This story, one of the last that Carver wrote, is quite unlike his usual portrayals of life among ordinary contemporary Americans. Instead, Carver has used many of the details of Chekhov’s last days to make a story that is part biography and part fiction. As the story progresses, Carver indicates the material he drew from letters and journals of Chekhov’s relatives and acquaintances. At the same time, he adds material such as the hotel employee in order to give the story texture and thematic focus.
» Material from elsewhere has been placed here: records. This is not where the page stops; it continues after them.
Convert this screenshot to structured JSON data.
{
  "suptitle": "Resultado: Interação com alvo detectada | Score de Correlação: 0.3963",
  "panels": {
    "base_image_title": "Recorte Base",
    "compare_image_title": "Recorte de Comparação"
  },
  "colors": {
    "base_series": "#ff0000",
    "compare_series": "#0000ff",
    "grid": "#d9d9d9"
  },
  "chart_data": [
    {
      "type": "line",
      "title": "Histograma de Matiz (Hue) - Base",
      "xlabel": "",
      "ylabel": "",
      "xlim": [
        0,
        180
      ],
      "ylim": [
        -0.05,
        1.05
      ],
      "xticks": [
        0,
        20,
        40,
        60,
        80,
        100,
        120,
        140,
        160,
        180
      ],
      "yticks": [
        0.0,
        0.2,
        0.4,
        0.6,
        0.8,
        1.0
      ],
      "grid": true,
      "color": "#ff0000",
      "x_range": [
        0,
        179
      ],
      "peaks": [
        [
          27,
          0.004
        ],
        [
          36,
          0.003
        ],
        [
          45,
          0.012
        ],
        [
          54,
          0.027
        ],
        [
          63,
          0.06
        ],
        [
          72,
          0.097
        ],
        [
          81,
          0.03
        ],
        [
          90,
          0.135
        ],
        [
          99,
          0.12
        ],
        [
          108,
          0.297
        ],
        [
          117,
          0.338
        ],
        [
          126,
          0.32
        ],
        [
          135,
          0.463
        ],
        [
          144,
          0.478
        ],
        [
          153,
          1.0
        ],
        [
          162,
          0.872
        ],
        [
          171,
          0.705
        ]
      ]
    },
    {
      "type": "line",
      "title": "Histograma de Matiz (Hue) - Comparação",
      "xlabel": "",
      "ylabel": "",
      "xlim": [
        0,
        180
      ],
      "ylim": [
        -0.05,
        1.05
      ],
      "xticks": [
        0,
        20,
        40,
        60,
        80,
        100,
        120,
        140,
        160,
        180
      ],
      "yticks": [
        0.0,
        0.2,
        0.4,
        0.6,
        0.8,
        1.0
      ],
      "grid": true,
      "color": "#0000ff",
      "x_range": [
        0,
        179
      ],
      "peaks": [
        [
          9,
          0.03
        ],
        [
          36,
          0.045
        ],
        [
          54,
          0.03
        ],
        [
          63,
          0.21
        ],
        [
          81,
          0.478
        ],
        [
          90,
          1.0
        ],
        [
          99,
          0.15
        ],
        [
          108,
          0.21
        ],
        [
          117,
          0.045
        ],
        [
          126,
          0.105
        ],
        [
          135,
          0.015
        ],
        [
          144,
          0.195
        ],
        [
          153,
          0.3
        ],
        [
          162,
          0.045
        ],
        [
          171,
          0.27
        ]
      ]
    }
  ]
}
Although this story, with its foreign setting and its historical detail, differs from Carver’s usual work, its style is what Carver’s readers have come to expect. Carver’s sentences are bare; he uses relatively little modification, with the result that he sometimes seems rather distanced from his characters. It is his minute observation of detail that gives the story its emotional impact. The story deals with death and alienation, themes that inform much of Carver’s work. At the end, the reader is moved by Chekhov’s death partly because of his wife’s tender devotion to him, partly because Chekhov is so little able to confront it, and partly because the man and his work remain so unknowable to the rest of the world—here suggested by the hotel employee, the very sort of person about whom Carver usually wrote. That the artist who interprets the lives of others must himself remain a mystery is an irony that surely Carver relished.